And yet, this is where the left has failed pretty hard in the last few months. For those that don’t understand why people are protesting: it’s because they’re angry and afraid of losing their rights and want their voice to be heard. I feel like this hasn’t been clearly articulated, but it’s evident from how many people care. On the other side, there are hard-working individuals who support Trump and truly and desperately want what’s best for the country. There is middle ground between the parties, even though we don’t like to admit it. Our approaches and even our solutions may differ widely, but we can still take comfort in assuaging each other’s worries and finding some compromise that will work for all of us.

“Punching a Nazi” is not a compromise, it is an exercise in futility. Violence begets violence, and does not create a middle ground which allows us to understand and work with one another.

There is no doubt that great changes will happen in this age. This era of social change was long overdue, and it is only beginning. I never thought I would see the government use tear gas and flashbangs on civilians in my lifetime, but it’s happening and it will continue to happen. There have been several protests, riots, and social media Tweetstorms over the last few months, and there will be many more. Voices will find ways to be heard; my only plea is that we attempt to find a middle ground.

Disease

Disease

i live with a disease
it’s small and discrete
and hides in dark corners
with furtive glances
through narrow windows

(if you ask me,
i’d say i’m doing fine)

it’s not cancer
i won’t lose my hair
and people won’t come
to the hospital
to leave me candy or flowers

no one will wish me well
or tell me everything
is going to be all right—
who would even know
what to say anyway?

it’s not like i’m dying

i don’t need a wheelchair
i can run just fine
and most races i finish
in first or fifth
or some odd number

i have a disease
with a poker face
that never gives out hints
or divulges secrets freely,
it is quiet

it eats days, weeks, even months
of sunshine; it strips trees bare

_

Warcraft 3 is actually amazing.

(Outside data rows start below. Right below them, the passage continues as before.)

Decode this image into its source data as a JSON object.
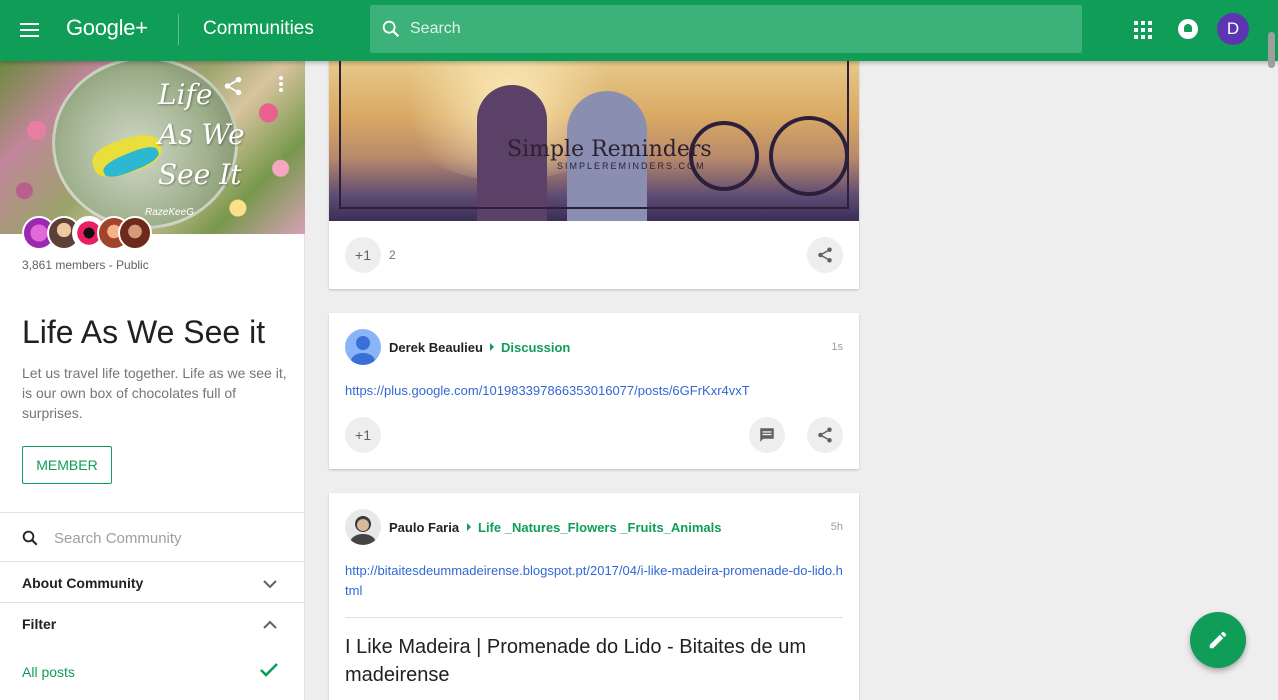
{
  "header": {
    "brand": "Google+",
    "section_title": "Communities",
    "search_placeholder": "Search",
    "account_initial": "D"
  },
  "community": {
    "cover_text_line1": "Life",
    "cover_text_line2": "As We",
    "cover_text_line3": "See It",
    "cover_signature": "RazeKeeG",
    "member_count": "3,861 members - Public",
    "title": "Life As We See it",
    "description": "Let us travel life together. Life as we see it, is our own box of chocolates full of surprises.",
    "member_button": "MEMBER",
    "search_placeholder": "Search Community",
    "about_label": "About Community",
    "filter_label": "Filter",
    "all_posts_label": "All posts"
  },
  "posts": [
    {
      "image_title": "Simple Reminders",
      "image_subtitle": "SIMPLEREMINDERS.COM",
      "plus_label": "+1",
      "plus_count": "2"
    },
    {
      "author": "Derek Beaulieu",
      "category": "Discussion",
      "time": "1s",
      "link": "https://plus.google.com/101983397866353016077/posts/6GFrKxr4vxT",
      "plus_label": "+1"
    },
    {
      "author": "Paulo Faria",
      "category": "Life _Natures_Flowers _Fruits_Animals",
      "time": "5h",
      "link": "http://bitaitesdeummadeirense.blogspot.pt/2017/04/i-like-madeira-promenade-do-lido.html",
      "preview_title": "I Like Madeira | Promenade do Lido - Bitaites de um madeirense"
    }
  ],
  "colors": {
    "brand_green": "#0f9d58",
    "link_blue": "#3367d6",
    "account_purple": "#5e35b1"
  },
  "icons": [
    "menu-icon",
    "search-icon",
    "apps-icon",
    "notifications-icon",
    "share-icon",
    "more-vert-icon",
    "chevron-down-icon",
    "chevron-up-icon",
    "check-icon",
    "comment-icon",
    "edit-icon"
  ]
}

A few days ago, I was turned onto the Grand Finals of this tournament by RallyJaffa via Twitter, and I have been obsessive about it ever since. I was aware that WC3 was still alive in China, and I knew names like 120, TH000, and Lyn, but I didn’t really give it much attention until recently. I didn’t realize how godlike 120 was or the extreme skill it took to play this game until I looked at it from a fresh perspective.

Warcraft 3 was my first real Blizzard game, and I played it all the way through middle and high school. I never got much into competitive or paid attention to the pro scene (though I had arbitrarily decided that I admired SK.insomnia and hated SK.Madfrog); at the time, I was pretty vaguely aware of what “good” and “bad” play was. Plateauing at around level 20, I was pretty much a scrub with very poor mechanics. It wasn’t until I started to play StarCraft II that I got much much better at gaming and started to appreciate esports more.

Over the last few years, I’ve watched the occasional WC3 stream, especially Grubby. It’s so fascinating to watch how he seemingly knows everything that’s happening without seeing a single unit; that sort of mastery comes from years and years of experience. Even so, watching this Chinese tournament has lit a fire underneath me. I really want to play and watch some WC3 now.

I reinstalled WC3 and began to play a few games against the AI for practice. My mechanics from SC2/BW have carried over pretty nicely, but I’m still having trouble aligning my builds perfectly and I know basically nothing about the maps. I’m going to be playing a bit over the next few weeks and maybe even stream some of my cringe-worthy play. Really excited to load up this game again. It’s a breath of fresh air after all the frustration I’ve faced while playing Heroes of the Storm recently.

P.S. Watch Game 5 of the Grand Finals between 120 and Lyn on Ancient Isles. You will not be disappointed.